__YOUR OBJECTIVE__. Where the word "Hire" shows up in the entries below, please copy the whole line.

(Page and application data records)
<<<<
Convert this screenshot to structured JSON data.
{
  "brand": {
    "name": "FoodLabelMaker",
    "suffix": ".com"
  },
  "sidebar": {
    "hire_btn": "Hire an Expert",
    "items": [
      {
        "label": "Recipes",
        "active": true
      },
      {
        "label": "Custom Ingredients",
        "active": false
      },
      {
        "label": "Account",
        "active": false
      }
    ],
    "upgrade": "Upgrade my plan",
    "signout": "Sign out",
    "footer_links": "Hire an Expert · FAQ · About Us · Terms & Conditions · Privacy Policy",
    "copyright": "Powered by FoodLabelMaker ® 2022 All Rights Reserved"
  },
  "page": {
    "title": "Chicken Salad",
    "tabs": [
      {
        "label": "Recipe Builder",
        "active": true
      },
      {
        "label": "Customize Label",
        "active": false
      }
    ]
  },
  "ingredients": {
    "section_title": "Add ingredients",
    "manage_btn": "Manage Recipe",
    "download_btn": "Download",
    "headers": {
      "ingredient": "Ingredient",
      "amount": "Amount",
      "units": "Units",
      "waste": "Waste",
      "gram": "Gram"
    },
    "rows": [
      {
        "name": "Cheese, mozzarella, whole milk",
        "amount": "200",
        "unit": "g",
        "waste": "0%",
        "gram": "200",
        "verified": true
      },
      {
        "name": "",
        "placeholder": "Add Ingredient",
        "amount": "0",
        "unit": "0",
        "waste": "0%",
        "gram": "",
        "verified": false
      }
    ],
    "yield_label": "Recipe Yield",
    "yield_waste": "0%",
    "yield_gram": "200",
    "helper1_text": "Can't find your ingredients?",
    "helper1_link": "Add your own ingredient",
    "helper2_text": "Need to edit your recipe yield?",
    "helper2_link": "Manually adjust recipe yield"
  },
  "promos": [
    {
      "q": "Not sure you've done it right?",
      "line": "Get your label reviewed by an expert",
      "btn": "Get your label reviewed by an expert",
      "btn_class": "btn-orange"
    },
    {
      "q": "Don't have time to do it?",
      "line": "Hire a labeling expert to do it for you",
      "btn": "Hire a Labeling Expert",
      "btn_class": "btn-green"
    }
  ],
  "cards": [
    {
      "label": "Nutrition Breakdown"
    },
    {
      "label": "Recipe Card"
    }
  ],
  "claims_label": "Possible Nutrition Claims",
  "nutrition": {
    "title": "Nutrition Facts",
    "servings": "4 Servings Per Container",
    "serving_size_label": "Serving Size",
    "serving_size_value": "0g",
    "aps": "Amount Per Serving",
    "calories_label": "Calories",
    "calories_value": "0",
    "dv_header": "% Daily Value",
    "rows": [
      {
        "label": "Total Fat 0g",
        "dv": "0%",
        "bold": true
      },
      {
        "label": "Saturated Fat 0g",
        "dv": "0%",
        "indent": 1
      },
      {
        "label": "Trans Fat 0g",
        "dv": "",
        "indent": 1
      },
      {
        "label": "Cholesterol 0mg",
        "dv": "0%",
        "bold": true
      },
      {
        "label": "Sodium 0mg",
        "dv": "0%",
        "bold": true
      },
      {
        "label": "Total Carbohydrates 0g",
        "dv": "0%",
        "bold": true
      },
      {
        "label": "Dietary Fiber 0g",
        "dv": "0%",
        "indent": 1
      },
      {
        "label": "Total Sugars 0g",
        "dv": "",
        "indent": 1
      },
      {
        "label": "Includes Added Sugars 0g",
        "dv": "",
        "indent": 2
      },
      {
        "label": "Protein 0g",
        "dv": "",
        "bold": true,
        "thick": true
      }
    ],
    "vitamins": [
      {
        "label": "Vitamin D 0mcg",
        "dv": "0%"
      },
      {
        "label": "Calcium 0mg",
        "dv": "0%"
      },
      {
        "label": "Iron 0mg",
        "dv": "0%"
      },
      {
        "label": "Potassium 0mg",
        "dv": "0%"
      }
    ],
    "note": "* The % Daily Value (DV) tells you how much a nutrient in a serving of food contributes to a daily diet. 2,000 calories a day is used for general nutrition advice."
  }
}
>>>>
__ANSWER TO THE EXERCISE__.
    "hire_btn": "Hire an Expert",
    "footer_links": "Hire an Expert · FAQ · About Us · Terms & Conditions · Privacy Policy",
      "line": "Hire a labeling expert to do it for you",
      "btn": "Hire a Labeling Expert",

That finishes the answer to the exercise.